- This week’s great cut-to joke: Lindsay tells Gretchen that she’s going to march into Yvette’s office and “chew her ass out for you.” Cut to…Lindsay doing just that.
- Speaking of Vernon, we learn some new information about the goofball. Apparently, he was raised by two mothers after his birth parents separated. It turned out to be a stealth blessing because his birth mom was “super gay.” It’s why he’s so mad fuckin’ sensitive.
- The big news this week is that Killian makes an appearance before the series wraps. His dad sobered up and found religion for him. Now he lives above a GameStop on Sunset with four other children. He’s also really into Jack Reacher, which he just saw on cable. Give it up for Shane Francis Smith, everybody!
- It is maybe too on point that Jimmy thinks Chuck Palahniuk is “a great author.”
- Apparently, Lindsay had a brief fling with Dave Navarro of Jane’s Addiction fame.
- “Remind the D.A. that while Lil Reba claims in every interview to be moving bricks, she’s nine years old. Then leak to the source that Reba is ‘hard as shit and has been flippin’ packs since she was six.’”
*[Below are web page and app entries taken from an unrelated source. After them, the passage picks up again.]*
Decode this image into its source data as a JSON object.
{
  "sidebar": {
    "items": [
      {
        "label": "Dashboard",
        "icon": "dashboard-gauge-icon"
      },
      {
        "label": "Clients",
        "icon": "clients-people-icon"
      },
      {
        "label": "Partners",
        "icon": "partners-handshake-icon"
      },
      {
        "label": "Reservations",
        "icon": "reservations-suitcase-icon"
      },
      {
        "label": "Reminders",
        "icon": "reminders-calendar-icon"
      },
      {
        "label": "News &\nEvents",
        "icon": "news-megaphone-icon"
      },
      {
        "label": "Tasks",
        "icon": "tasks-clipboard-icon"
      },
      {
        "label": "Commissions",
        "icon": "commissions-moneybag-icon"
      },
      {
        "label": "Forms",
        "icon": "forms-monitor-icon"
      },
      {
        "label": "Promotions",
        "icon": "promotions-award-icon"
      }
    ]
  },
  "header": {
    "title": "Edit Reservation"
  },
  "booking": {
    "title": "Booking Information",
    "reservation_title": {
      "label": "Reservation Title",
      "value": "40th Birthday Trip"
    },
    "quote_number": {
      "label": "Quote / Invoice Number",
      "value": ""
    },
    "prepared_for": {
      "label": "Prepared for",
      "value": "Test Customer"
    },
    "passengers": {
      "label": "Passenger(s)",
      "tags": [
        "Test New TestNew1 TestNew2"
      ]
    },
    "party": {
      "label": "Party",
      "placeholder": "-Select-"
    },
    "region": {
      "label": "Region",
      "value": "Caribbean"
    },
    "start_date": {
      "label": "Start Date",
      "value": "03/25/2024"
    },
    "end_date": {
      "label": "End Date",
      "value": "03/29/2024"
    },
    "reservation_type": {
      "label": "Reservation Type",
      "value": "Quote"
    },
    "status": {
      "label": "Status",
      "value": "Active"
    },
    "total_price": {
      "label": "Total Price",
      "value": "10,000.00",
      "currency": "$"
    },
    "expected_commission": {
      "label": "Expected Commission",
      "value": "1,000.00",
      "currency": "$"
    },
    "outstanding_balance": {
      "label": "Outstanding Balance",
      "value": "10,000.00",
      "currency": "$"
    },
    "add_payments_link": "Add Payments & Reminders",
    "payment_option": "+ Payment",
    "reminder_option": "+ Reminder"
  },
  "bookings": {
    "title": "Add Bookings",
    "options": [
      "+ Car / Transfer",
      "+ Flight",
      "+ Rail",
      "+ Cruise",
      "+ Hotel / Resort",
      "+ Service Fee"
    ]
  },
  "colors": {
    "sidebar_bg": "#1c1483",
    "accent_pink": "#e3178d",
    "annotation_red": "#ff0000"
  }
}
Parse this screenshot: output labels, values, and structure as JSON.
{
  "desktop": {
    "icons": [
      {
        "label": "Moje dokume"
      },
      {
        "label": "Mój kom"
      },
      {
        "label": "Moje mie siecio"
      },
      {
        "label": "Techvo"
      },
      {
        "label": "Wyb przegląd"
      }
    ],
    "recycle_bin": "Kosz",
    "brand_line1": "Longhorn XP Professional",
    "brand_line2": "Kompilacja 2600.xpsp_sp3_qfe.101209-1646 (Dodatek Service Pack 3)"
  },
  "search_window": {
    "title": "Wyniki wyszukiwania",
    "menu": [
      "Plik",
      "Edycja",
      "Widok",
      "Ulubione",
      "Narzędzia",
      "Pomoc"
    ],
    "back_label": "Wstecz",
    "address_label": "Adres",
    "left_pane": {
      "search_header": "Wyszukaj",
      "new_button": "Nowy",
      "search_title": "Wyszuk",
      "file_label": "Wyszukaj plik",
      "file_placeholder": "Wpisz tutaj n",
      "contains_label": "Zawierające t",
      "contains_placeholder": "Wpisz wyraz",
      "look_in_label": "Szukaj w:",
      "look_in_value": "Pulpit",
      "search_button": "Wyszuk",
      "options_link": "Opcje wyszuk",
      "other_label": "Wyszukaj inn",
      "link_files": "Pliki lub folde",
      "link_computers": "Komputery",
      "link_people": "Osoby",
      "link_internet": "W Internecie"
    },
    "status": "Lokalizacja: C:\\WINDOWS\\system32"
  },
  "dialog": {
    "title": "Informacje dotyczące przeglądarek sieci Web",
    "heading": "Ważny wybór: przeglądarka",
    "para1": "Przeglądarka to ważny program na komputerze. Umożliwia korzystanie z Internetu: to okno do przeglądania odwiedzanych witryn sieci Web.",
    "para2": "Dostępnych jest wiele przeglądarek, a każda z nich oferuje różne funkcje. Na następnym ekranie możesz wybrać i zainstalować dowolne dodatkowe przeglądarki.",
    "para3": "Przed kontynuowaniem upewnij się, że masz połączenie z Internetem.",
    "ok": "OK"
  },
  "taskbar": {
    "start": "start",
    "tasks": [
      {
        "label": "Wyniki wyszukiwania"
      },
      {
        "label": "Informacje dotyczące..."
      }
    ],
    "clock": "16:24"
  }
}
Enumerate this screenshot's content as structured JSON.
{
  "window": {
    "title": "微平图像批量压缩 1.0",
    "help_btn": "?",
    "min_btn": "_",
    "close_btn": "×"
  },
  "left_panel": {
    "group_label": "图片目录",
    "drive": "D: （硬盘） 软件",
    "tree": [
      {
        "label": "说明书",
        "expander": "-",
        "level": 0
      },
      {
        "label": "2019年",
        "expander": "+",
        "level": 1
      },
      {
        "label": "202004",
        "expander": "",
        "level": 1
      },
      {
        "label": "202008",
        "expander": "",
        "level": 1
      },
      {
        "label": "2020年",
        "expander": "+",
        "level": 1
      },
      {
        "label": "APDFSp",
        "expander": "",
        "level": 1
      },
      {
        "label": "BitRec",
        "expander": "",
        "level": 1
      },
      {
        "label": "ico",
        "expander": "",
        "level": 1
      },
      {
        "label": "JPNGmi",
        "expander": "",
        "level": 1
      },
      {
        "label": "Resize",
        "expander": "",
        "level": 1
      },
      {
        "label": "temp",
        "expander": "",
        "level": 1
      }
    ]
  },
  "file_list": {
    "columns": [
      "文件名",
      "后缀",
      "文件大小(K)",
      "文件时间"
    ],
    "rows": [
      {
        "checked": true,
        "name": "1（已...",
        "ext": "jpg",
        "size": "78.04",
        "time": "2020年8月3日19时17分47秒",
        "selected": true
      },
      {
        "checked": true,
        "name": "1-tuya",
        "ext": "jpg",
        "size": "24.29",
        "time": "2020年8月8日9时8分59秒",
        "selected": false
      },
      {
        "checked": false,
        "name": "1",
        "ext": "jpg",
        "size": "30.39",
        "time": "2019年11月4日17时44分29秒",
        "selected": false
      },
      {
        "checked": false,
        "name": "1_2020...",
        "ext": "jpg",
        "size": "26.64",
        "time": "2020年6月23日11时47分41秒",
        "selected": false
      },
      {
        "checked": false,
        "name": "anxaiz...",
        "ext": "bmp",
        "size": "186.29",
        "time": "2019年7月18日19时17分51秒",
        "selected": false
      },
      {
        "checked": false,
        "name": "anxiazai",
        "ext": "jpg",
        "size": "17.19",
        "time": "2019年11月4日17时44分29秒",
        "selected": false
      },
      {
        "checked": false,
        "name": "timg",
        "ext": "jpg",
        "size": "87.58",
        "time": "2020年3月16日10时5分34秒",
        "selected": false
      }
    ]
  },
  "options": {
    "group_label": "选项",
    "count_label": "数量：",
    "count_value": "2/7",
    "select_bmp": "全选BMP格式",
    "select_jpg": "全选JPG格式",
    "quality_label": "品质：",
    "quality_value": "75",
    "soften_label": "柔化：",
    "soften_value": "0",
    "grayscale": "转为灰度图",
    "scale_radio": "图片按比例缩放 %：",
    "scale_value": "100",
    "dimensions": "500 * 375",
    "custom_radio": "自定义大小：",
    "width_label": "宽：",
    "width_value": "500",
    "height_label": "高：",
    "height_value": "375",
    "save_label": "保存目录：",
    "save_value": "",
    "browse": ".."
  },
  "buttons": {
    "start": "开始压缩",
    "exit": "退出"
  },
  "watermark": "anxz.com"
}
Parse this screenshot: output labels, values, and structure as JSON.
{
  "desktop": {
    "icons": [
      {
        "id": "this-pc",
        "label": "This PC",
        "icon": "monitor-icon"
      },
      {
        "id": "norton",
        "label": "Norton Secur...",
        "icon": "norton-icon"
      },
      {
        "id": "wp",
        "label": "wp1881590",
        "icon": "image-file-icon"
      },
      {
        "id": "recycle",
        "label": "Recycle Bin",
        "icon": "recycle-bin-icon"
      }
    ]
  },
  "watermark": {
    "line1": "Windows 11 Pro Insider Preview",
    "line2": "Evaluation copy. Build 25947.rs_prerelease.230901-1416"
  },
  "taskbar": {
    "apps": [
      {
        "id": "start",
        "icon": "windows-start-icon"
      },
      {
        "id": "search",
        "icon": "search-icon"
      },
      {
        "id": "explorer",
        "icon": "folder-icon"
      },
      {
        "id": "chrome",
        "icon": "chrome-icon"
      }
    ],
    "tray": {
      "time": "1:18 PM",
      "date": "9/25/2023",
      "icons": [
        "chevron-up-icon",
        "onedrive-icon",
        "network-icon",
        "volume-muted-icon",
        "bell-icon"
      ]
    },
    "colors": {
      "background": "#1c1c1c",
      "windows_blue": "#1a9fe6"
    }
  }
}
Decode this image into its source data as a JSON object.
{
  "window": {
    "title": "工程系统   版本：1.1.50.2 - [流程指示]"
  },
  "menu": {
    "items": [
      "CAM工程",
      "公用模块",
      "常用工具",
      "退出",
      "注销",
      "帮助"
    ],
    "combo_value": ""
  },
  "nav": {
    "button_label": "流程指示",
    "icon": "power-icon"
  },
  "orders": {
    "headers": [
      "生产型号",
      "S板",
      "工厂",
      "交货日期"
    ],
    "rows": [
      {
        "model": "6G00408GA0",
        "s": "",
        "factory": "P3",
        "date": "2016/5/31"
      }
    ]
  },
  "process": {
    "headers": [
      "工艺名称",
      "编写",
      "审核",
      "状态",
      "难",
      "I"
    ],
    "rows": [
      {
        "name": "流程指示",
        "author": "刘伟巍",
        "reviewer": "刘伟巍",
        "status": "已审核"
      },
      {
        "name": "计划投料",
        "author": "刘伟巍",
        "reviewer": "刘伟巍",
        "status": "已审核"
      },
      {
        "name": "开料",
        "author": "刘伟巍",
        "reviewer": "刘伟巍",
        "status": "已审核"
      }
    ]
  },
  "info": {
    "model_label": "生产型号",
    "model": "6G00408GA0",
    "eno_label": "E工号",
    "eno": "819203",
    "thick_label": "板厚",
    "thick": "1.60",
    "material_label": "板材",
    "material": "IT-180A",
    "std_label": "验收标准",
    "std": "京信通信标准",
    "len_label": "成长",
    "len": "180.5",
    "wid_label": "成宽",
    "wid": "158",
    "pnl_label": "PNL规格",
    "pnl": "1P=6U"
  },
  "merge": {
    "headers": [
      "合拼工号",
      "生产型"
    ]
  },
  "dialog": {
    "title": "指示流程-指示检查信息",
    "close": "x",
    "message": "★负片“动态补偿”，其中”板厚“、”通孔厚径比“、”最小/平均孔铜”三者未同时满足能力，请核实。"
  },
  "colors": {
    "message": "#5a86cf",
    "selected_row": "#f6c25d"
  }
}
- You’re The Worst closes with another great song this week: “Mist of a Dream” by Birdlegs and Pauline, an early-’60s R&B duo from Rockford, Illinois. Listen to it in full below.